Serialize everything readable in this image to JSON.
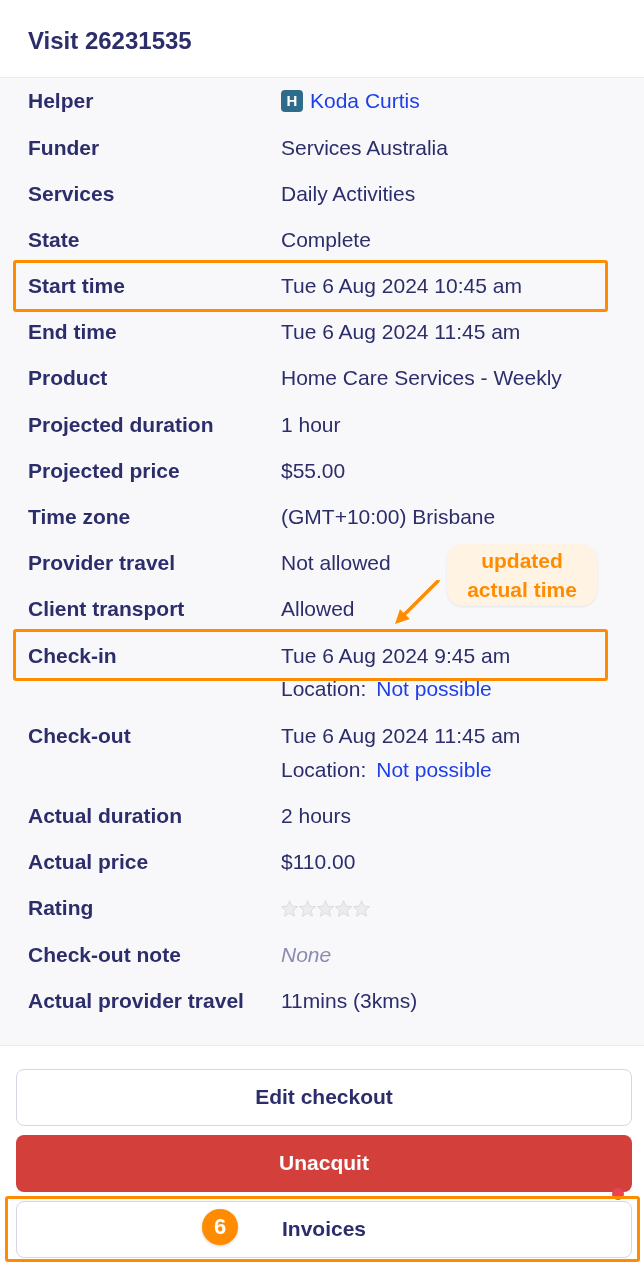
{
  "header": {
    "title": "Visit 26231535"
  },
  "fields": [
    {
      "label": "Helper",
      "kind": "person",
      "badge": "H",
      "value": "Koda Curtis",
      "highlighted": false
    },
    {
      "label": "Funder",
      "kind": "text",
      "value": "Services Australia",
      "highlighted": false
    },
    {
      "label": "Services",
      "kind": "text",
      "value": "Daily Activities",
      "highlighted": false
    },
    {
      "label": "State",
      "kind": "text",
      "value": "Complete",
      "highlighted": false
    },
    {
      "label": "Start time",
      "kind": "text",
      "value": "Tue 6 Aug 2024 10:45 am",
      "highlighted": true
    },
    {
      "label": "End time",
      "kind": "text",
      "value": "Tue 6 Aug 2024 11:45 am",
      "highlighted": false
    },
    {
      "label": "Product",
      "kind": "text",
      "value": "Home Care Services - Weekly",
      "highlighted": false
    },
    {
      "label": "Projected duration",
      "kind": "text",
      "value": "1 hour",
      "highlighted": false
    },
    {
      "label": "Projected price",
      "kind": "text",
      "value": "$55.00",
      "highlighted": false
    },
    {
      "label": "Time zone",
      "kind": "text",
      "value": "(GMT+10:00) Brisbane",
      "highlighted": false
    },
    {
      "label": "Provider travel",
      "kind": "text",
      "value": "Not allowed",
      "highlighted": false
    },
    {
      "label": "Client transport",
      "kind": "text",
      "value": "Allowed",
      "highlighted": false
    },
    {
      "label": "Check-in",
      "kind": "timestamp_location",
      "value": "Tue 6 Aug 2024 9:45 am",
      "location_label": "Location:",
      "location_value": "Not possible",
      "highlighted": true,
      "callout": "updated actual time"
    },
    {
      "label": "Check-out",
      "kind": "timestamp_location",
      "value": "Tue 6 Aug 2024 11:45 am",
      "location_label": "Location:",
      "location_value": "Not possible",
      "highlighted": false
    },
    {
      "label": "Actual duration",
      "kind": "text",
      "value": "2 hours",
      "highlighted": false
    },
    {
      "label": "Actual price",
      "kind": "text",
      "value": "$110.00",
      "highlighted": false
    },
    {
      "label": "Rating",
      "kind": "rating",
      "stars": 0,
      "highlighted": false
    },
    {
      "label": "Check-out note",
      "kind": "note",
      "value": "None",
      "highlighted": false
    },
    {
      "label": "Actual provider travel",
      "kind": "text",
      "value": "11mins (3kms)",
      "highlighted": false
    }
  ],
  "actions": [
    {
      "label": "Edit checkout",
      "kind": "secondary",
      "highlighted": false,
      "notification": false
    },
    {
      "label": "Unacquit",
      "kind": "danger",
      "highlighted": false,
      "notification": false
    },
    {
      "label": "Invoices",
      "kind": "secondary",
      "highlighted": true,
      "notification": true,
      "step": "6"
    }
  ]
}
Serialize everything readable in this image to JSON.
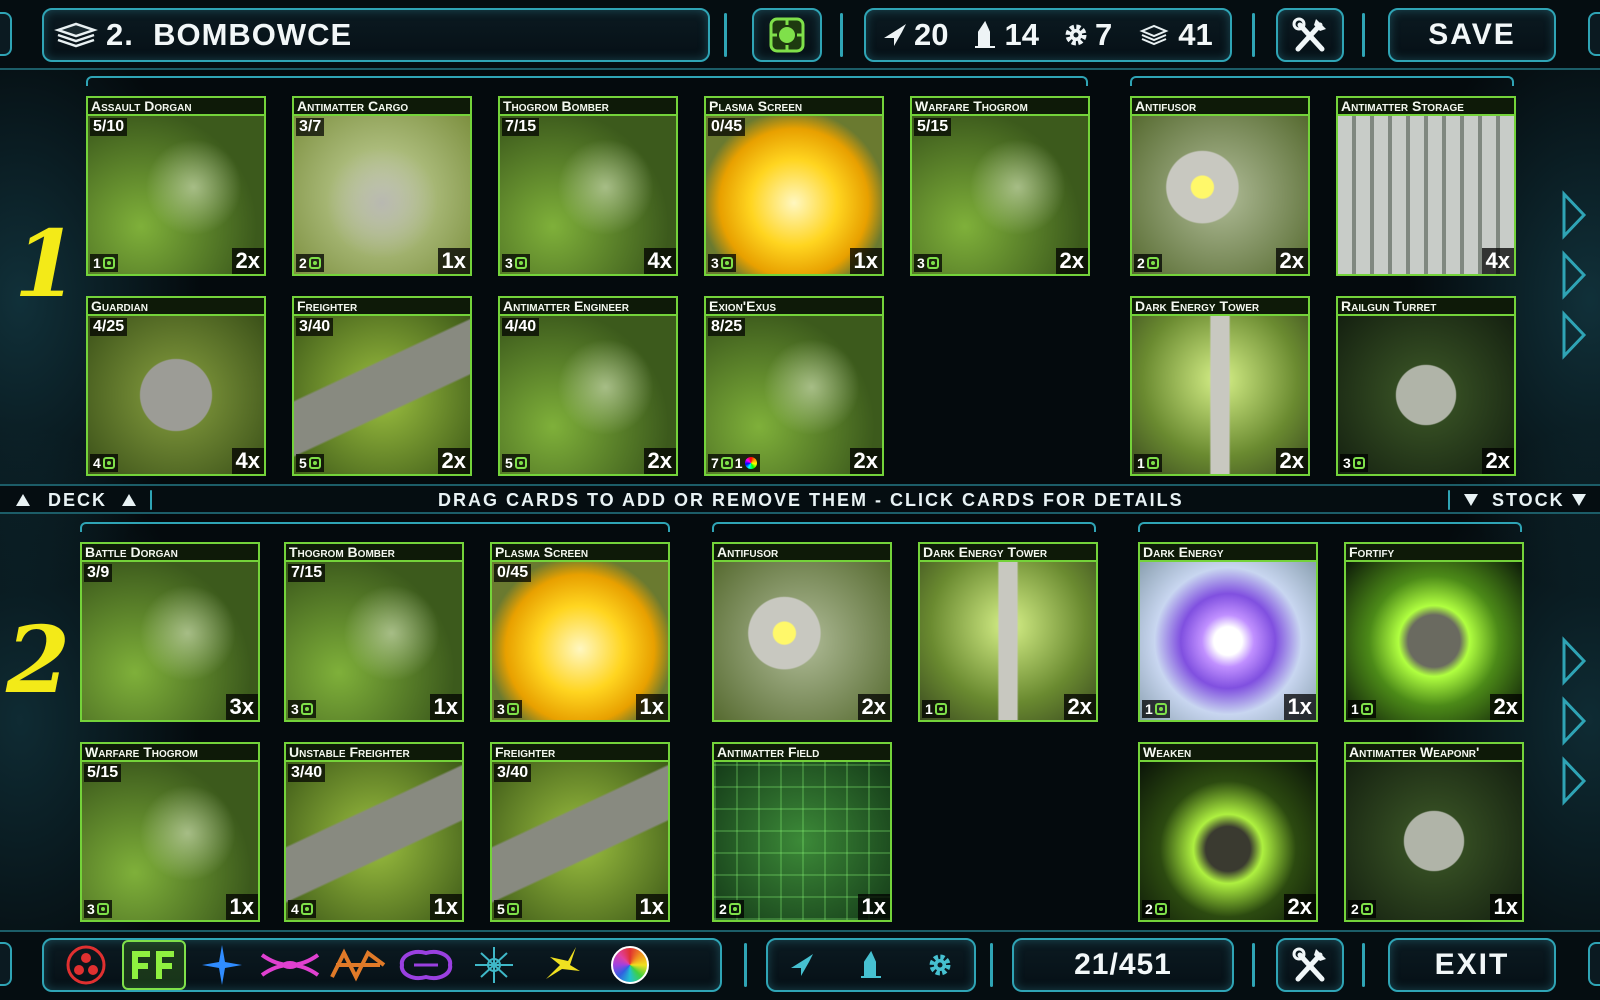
{
  "header": {
    "deck_title": "2.  BOMBOWCE",
    "stats": [
      {
        "icon": "ship-icon",
        "value": "20"
      },
      {
        "icon": "building-icon",
        "value": "14"
      },
      {
        "icon": "gear-icon",
        "value": "7"
      },
      {
        "icon": "cards-icon",
        "value": "41"
      }
    ],
    "save_label": "SAVE"
  },
  "deck": {
    "row_label": "1",
    "cards": [
      {
        "name": "Assault Dorgan",
        "hp": "5/10",
        "cost": "1",
        "count": "2x",
        "art": "ship"
      },
      {
        "name": "Antimatter Cargo",
        "hp": "3/7",
        "cost": "2",
        "count": "1x",
        "art": "cargo"
      },
      {
        "name": "Thogrom Bomber",
        "hp": "7/15",
        "cost": "3",
        "count": "4x",
        "art": "ship"
      },
      {
        "name": "Plasma Screen",
        "hp": "0/45",
        "cost": "3",
        "count": "1x",
        "art": "plasma"
      },
      {
        "name": "Warfare Thogrom",
        "hp": "5/15",
        "cost": "3",
        "count": "2x",
        "art": "ship"
      },
      {
        "name": "Antifusor",
        "hp": "",
        "cost": "2",
        "count": "2x",
        "art": "station"
      },
      {
        "name": "Antimatter Storage",
        "hp": "",
        "cost": "",
        "count": "4x",
        "art": "storage"
      },
      {
        "name": "Guardian",
        "hp": "4/25",
        "cost": "4",
        "count": "4x",
        "art": "guardian"
      },
      {
        "name": "Freighter",
        "hp": "3/40",
        "cost": "5",
        "count": "2x",
        "art": "freighter"
      },
      {
        "name": "Antimatter Engineer",
        "hp": "4/40",
        "cost": "5",
        "count": "2x",
        "art": "ship"
      },
      {
        "name": "Exion'Exus",
        "hp": "8/25",
        "cost": "7",
        "cost2": "1",
        "count": "2x",
        "art": "ship"
      },
      {
        "name": "Dark Energy Tower",
        "hp": "",
        "cost": "1",
        "count": "2x",
        "art": "tower"
      },
      {
        "name": "Railgun Turret",
        "hp": "",
        "cost": "3",
        "count": "2x",
        "art": "turret"
      }
    ]
  },
  "divider": {
    "deck_label": "DECK",
    "instructions": "DRAG CARDS TO ADD OR REMOVE THEM - CLICK CARDS FOR DETAILS",
    "stock_label": "STOCK"
  },
  "stock": {
    "row_label": "2",
    "cards": [
      {
        "name": "Battle Dorgan",
        "hp": "3/9",
        "cost": "",
        "count": "3x",
        "art": "ship"
      },
      {
        "name": "Thogrom Bomber",
        "hp": "7/15",
        "cost": "3",
        "count": "1x",
        "art": "ship"
      },
      {
        "name": "Plasma Screen",
        "hp": "0/45",
        "cost": "3",
        "count": "1x",
        "art": "plasma"
      },
      {
        "name": "Antifusor",
        "hp": "",
        "cost": "",
        "count": "2x",
        "art": "station"
      },
      {
        "name": "Dark Energy Tower",
        "hp": "",
        "cost": "1",
        "count": "2x",
        "art": "tower"
      },
      {
        "name": "Dark Energy",
        "hp": "",
        "cost": "1",
        "count": "1x",
        "art": "vortex"
      },
      {
        "name": "Fortify",
        "hp": "",
        "cost": "1",
        "count": "2x",
        "art": "shield"
      },
      {
        "name": "Warfare Thogrom",
        "hp": "5/15",
        "cost": "3",
        "count": "1x",
        "art": "ship"
      },
      {
        "name": "Unstable Freighter",
        "hp": "3/40",
        "cost": "4",
        "count": "1x",
        "art": "freighter"
      },
      {
        "name": "Freighter",
        "hp": "3/40",
        "cost": "5",
        "count": "1x",
        "art": "freighter"
      },
      {
        "name": "Antimatter Field",
        "hp": "",
        "cost": "2",
        "count": "1x",
        "art": "field"
      },
      {
        "name": "Weaken",
        "hp": "",
        "cost": "2",
        "count": "2x",
        "art": "weaken"
      },
      {
        "name": "Antimatter Weaponr'",
        "hp": "",
        "cost": "2",
        "count": "1x",
        "art": "turret"
      }
    ]
  },
  "footer": {
    "factions": [
      "red-faction-icon",
      "green-faction-icon",
      "blue-star-icon",
      "magenta-faction-icon",
      "orange-faction-icon",
      "purple-faction-icon",
      "teal-network-icon",
      "yellow-burst-icon",
      "rainbow-wheel-icon"
    ],
    "filters": [
      "ship-icon",
      "building-icon",
      "gear-icon"
    ],
    "card_count": "21/451",
    "exit_label": "EXIT"
  },
  "colors": {
    "frame": "#2fa4b5",
    "card_border": "#74d33a",
    "row_number": "#f3ea18"
  }
}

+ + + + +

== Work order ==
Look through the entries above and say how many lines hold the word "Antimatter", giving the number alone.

== Solution to this exercise ==
5